Karabo, South Africa

“Personally, losing a family member to TB has been tragic. Even though death is where we are all headed, it shouldn't be caused by something that could've been fixed.”

Mehul, India

“Many people in my city are affected by malaria, especially during monsoons. Leaders need to ensure better hygiene and prevent swamps and stagnant water that become breeding grounds for disease-causing mosquitoes.”

Philip, Ghana

"In Asenema, a small village in the Eastern Region of Ghana, my little brother had a severe case of malaria, and part of my school fees had to be allocated to the local doctor who was treating him. This made me miss school for a whole half a term.”

Amos, Nigeria

“I cannot forget the death of my younger brother due to complications from TB in 2009. If our world leaders were proactive enough, such needless death could have been prevented. There's an urgent need for world leaders to fund health care, especially for the most vulnerable.”

Florence, Kenya

“Malaria has taken our loved ones away from us for good, even our child under five years old.
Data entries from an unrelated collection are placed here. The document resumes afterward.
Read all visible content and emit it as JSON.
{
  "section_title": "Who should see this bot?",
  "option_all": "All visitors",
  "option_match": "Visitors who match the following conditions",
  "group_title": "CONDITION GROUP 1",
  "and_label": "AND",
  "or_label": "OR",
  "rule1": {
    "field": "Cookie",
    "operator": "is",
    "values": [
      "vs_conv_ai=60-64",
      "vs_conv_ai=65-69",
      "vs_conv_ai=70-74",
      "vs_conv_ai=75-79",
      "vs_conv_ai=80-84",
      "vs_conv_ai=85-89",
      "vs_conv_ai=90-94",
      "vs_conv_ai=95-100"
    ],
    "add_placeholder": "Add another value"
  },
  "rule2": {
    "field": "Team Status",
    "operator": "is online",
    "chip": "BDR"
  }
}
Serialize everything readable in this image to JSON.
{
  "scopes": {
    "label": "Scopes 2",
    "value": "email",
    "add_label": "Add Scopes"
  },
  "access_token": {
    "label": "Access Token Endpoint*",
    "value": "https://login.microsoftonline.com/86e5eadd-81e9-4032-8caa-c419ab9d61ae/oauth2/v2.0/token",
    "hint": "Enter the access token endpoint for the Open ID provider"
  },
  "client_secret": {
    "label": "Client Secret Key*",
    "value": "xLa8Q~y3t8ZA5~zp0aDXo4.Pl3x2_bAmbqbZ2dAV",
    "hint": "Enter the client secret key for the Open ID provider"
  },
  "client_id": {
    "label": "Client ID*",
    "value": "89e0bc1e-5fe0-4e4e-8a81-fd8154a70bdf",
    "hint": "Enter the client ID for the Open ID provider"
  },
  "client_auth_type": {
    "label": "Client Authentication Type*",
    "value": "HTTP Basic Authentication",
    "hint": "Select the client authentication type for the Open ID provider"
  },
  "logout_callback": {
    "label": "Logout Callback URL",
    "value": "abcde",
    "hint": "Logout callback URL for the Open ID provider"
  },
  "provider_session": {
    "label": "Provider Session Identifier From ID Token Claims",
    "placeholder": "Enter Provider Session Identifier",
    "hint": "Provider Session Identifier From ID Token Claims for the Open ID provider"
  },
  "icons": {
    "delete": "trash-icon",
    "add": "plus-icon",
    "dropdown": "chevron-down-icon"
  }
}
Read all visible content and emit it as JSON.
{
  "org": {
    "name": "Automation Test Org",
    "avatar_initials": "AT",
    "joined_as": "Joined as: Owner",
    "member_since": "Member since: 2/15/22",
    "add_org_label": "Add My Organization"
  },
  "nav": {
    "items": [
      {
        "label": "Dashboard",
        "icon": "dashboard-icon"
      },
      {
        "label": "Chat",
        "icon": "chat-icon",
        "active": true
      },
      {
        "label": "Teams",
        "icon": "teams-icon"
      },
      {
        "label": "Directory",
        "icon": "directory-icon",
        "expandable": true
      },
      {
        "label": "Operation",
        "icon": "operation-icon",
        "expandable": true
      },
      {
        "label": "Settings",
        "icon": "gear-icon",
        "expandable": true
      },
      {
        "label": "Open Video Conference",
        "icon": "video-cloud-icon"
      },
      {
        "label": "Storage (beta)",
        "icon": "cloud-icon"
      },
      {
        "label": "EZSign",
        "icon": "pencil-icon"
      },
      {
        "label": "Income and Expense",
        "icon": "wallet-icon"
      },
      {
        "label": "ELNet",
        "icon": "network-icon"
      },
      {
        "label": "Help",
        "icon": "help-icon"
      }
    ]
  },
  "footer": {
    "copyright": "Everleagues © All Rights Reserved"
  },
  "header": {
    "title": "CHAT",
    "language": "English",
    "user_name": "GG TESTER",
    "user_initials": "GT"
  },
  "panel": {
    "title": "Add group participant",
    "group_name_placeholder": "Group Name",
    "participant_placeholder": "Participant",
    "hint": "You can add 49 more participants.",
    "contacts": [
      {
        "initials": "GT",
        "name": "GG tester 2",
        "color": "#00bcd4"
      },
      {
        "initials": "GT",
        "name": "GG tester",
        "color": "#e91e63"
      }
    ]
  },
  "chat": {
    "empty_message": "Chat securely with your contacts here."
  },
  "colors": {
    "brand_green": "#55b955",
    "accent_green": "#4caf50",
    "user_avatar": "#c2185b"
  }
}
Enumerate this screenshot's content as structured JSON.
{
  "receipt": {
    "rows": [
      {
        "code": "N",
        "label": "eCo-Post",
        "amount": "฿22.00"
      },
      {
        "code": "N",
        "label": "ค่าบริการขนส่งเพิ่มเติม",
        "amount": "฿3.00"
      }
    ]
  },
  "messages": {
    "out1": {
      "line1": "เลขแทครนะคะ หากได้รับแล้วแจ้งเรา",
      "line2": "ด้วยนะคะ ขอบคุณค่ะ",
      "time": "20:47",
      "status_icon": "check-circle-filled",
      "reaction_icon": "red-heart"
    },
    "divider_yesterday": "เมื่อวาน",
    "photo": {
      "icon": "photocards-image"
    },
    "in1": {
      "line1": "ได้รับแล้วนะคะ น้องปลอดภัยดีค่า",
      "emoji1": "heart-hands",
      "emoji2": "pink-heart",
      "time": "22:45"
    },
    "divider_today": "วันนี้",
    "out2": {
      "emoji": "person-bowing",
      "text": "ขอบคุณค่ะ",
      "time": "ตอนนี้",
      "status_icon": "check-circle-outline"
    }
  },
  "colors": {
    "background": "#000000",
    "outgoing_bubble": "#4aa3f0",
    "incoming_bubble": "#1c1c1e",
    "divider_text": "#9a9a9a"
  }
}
It’s a disease that kills within 24 hours. Leaders must help ensure we can sleep with our young ones inside a treated mosquito net, and that we can live in a clean environment where there's no stagnant water around.”

Victor, Brazil

“TB is an epidemic in my whole country. People still die from it, and even though there are effective treatments that exist we don’t see them. There is too little information and too much poverty.”

Christelle, Ghana

“It is sad to know that despite the advancement in technology, people still die from malaria, tuberculosis, and AIDS. My sister was affected by tuberculosis and even though her treatment was free, the pills often ran out. It's not fair. Governments should make treatment for these diseases free for everyone.”

Khanyisa, South Africa

“Seven of my family members are no longer with us because of HIV. Five children were left orphaned because of HIV. Our family line has been changed by this disease, forever.”

Sanya, Uganda

“For a safer world, we need a life free from AIDS, a life free from TB, and a life free from Malaria. So let's fight together as one, holding on to one another's shoulders. As Global Citizens, let our candles show a lighter life.” 

Global Citizen Festival is calling on  world leaders, corporations, and philanthropists to do more than they’ve ever done before to End Extreme Poverty NOW. Through our global campaign and with stages in two iconic locations — NYC’s Central Park and Accra’s Black Star Square — we will unite leaders, artists, activists, and Global Citizens around the world on Sept. 24 to achieve an ambitious policy agenda focused on empowering girls and women, taking climate action, breaking systemic barriers, and lifting up activists and advocates. Wherever you are in the world, you can join the campaign and take action right now by downloading the Global Citizen app.

Global Citizen Asks

Defeat Poverty

Why Must World Leaders Fight AIDS, TB & Malaria? We Asked Global Citizens.

By Tess Lowery